* **WHAT THIS TASK INVOLVES**
Answer with a number only: how many lines of the data contain "name"?

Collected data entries
========================

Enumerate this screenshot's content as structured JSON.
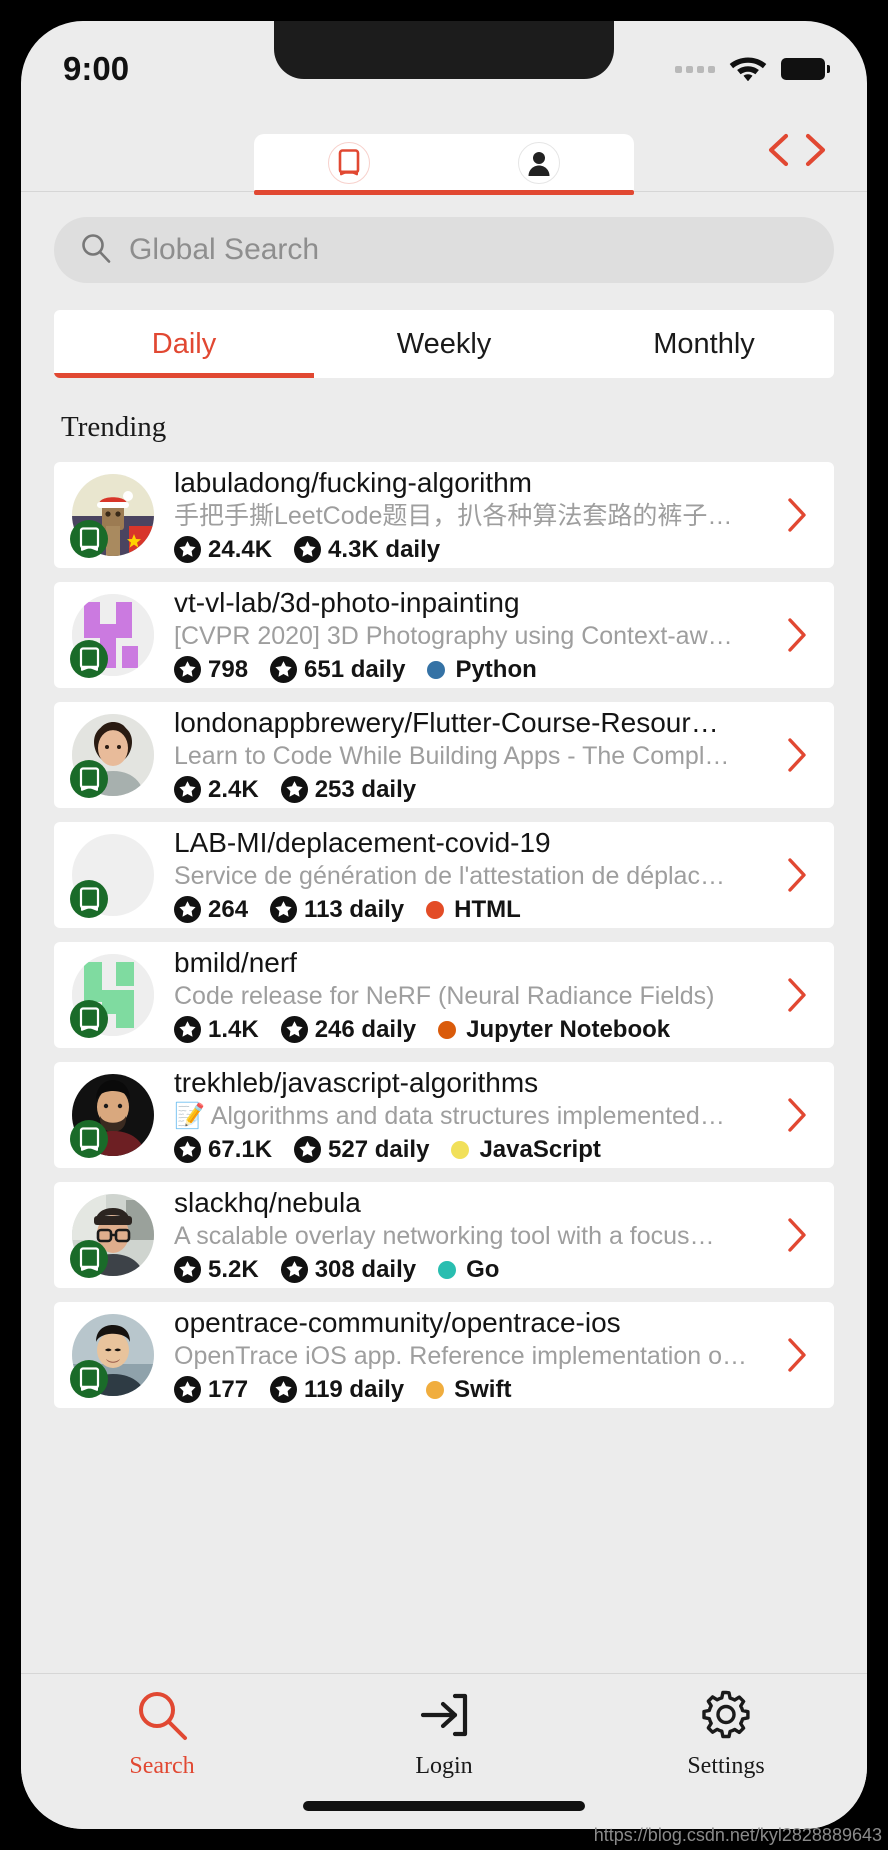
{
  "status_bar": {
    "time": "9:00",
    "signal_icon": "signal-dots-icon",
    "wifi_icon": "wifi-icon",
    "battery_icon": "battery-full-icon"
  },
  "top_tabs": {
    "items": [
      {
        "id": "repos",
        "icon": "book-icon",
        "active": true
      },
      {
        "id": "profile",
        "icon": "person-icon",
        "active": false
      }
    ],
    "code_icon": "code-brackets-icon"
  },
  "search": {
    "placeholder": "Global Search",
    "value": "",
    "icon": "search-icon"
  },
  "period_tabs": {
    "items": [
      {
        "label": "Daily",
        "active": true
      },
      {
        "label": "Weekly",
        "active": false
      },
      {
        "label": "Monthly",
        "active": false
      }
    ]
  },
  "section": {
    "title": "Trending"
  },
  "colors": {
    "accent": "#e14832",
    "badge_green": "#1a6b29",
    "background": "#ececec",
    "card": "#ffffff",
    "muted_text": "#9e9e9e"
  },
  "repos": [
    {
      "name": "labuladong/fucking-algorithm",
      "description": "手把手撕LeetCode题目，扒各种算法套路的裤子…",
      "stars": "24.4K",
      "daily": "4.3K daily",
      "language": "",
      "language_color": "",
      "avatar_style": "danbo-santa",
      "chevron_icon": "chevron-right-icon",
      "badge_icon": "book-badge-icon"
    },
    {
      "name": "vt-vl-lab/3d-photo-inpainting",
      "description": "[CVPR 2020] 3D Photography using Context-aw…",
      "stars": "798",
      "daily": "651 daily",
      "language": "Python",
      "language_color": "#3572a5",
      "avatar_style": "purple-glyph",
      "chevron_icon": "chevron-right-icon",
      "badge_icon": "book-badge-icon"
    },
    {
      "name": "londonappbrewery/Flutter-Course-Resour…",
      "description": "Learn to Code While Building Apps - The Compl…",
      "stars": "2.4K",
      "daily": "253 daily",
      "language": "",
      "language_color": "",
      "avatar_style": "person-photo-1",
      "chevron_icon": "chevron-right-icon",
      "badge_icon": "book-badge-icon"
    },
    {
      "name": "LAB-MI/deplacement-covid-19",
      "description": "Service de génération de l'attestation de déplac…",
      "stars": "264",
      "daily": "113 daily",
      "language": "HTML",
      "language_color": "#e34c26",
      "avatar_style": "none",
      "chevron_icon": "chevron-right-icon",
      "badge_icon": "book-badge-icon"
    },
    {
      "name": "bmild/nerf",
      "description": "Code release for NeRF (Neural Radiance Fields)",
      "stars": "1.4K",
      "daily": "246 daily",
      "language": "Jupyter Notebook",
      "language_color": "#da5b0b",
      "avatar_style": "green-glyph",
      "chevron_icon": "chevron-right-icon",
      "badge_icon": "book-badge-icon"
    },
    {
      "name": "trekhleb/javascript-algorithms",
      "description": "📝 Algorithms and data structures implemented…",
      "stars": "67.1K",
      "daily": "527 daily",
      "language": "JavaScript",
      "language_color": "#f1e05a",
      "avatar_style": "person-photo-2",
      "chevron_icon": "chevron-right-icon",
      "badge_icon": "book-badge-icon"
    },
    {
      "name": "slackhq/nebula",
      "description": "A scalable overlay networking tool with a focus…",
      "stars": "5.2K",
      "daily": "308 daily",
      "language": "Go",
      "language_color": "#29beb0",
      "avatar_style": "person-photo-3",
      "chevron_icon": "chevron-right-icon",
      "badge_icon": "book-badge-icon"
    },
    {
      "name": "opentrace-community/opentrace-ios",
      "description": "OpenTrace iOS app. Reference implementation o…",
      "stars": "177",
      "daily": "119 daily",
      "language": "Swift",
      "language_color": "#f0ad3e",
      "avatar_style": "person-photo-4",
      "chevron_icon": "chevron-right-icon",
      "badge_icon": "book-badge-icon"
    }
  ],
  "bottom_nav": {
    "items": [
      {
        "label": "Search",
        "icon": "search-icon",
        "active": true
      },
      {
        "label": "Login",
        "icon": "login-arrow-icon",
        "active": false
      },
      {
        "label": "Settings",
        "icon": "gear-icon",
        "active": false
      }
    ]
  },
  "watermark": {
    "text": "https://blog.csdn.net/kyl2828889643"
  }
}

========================

* **TASK RESULT**
8